VoteCast: Trump, Congress big factors in Pennsylvania vote
TOLEDO, Ohio (AP) — Most Pennsylvania voters said their views on President Donald Trump and which party will have control of Congress during the final two years of Trump’s first term in office were factors in their decisions, according to a wide-ranging survey of the American electorate.
As voters cast ballots for governor, U.S. Senate and members of Congress in Tuesday’s elections, AP VoteCast found a majority of voters in Pennsylvania said the country is headed in the wrong direction.
Here’s a snapshot of who voted and why in Pennsylvania, based on preliminary results from AP VoteCast, an innovative nationwide survey of about 135,000 voters and nonvoters — including 3,890 voters and 806 nonvoters in the state of Pennsylvania — conducted for The Associated Press by NORC at the University of Chicago.
Two-thirds of Pennsylvania voters said Trump was a factor they considered while casting their vote while one-third said the president didn’t influence their decision.
In the U.S. Senate race, Democratic incumbent Sen. Bob Casey was a frequent critic of Trump while Republican challenger U.S. Rep. Lou Barletta has been among the president’s most reliable defenders.
Democrat voter Jeremy Kastrup, of Falls Township, Pennsylvania, said the Trump administration has been “just straight up sloppy” in running the country.
CONTROL OF CONGRESS
Tuesday’s elections will determine control of Congress during the next two years, and nearly all Pennsylvania voters said that was on their minds as they considered their vote.
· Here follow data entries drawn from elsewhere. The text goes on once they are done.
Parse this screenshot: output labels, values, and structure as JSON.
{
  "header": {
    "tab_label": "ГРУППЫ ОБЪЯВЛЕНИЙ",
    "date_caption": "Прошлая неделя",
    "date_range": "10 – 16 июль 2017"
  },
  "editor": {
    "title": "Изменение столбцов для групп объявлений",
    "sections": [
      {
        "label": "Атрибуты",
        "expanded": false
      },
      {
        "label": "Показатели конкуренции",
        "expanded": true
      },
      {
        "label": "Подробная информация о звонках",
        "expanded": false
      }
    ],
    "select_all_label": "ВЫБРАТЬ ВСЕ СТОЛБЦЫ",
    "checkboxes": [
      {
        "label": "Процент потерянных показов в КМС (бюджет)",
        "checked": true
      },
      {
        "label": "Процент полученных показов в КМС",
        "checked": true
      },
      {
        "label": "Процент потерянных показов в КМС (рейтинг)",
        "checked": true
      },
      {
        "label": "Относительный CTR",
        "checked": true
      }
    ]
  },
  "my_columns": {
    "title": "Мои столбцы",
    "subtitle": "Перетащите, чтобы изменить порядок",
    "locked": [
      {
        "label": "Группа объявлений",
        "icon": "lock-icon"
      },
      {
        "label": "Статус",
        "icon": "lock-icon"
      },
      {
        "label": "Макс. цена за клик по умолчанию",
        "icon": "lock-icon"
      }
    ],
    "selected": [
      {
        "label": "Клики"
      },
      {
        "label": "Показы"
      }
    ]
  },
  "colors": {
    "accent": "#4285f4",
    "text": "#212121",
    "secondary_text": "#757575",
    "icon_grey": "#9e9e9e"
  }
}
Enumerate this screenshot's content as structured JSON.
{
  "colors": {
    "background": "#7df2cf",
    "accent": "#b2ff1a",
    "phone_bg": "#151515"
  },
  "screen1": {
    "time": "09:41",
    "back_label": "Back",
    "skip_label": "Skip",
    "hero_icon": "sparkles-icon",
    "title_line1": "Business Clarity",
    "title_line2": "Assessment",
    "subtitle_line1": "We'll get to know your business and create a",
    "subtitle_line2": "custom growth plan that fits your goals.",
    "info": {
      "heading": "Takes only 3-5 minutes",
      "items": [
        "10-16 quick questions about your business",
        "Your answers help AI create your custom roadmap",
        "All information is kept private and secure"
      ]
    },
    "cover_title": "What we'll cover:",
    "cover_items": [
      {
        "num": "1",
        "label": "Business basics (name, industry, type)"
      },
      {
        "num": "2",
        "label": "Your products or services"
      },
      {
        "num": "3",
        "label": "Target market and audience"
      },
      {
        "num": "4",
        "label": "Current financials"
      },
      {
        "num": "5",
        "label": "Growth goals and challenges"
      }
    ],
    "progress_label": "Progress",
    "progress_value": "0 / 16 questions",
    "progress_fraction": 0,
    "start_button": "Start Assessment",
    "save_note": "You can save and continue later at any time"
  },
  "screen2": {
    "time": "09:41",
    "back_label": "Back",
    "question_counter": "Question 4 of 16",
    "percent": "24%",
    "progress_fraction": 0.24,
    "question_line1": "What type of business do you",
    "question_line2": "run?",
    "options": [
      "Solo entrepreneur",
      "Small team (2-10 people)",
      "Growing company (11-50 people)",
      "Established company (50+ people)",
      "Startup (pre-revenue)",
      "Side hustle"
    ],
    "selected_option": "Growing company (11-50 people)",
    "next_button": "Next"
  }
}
Seven in 10 said it was a very important factor.
Democrats came into the midterm election hoping to flip as many as six seats after a state Supreme Court decision forced a redraw of the congressional district boundaries
Republican Rosanne Palmieri, of Falls Township, Pennsylvania, voted for Trump in 2016 and gives him mixed reviews, but she wishes he would “keep his mouth shut.” Still, she hopes Republicans keep control of Congress. “Sometimes I think that he is his worst enemy,” she said.
TOP ISSUE: HEALTH CARE
More voters in Pennsylvania said health care was the most important issue facing the nation in this year’s midterm elections followed by immigration and the economy.
STATE OF THE ECONOMY
Voters in Pennsylvania have a positive outlook on the nation’s economy, with two-thirds saying it’s in good shape. But they took a different turn when it comes to the direction of the nation. Nearly 6 in 10 think the country is on the wrong track.
The question in Pennsylvania was who will benefit from a healthy economy — the Democratic incumbents in the Senate and governor’s race or Republicans who credit Trump for the recovery.
During his run for governor, Republican challenger Scott Wagner has credited Trump with invigorating the economy, but said that too many state regulations and taxes were holding back Pennsylvania’s fortunes.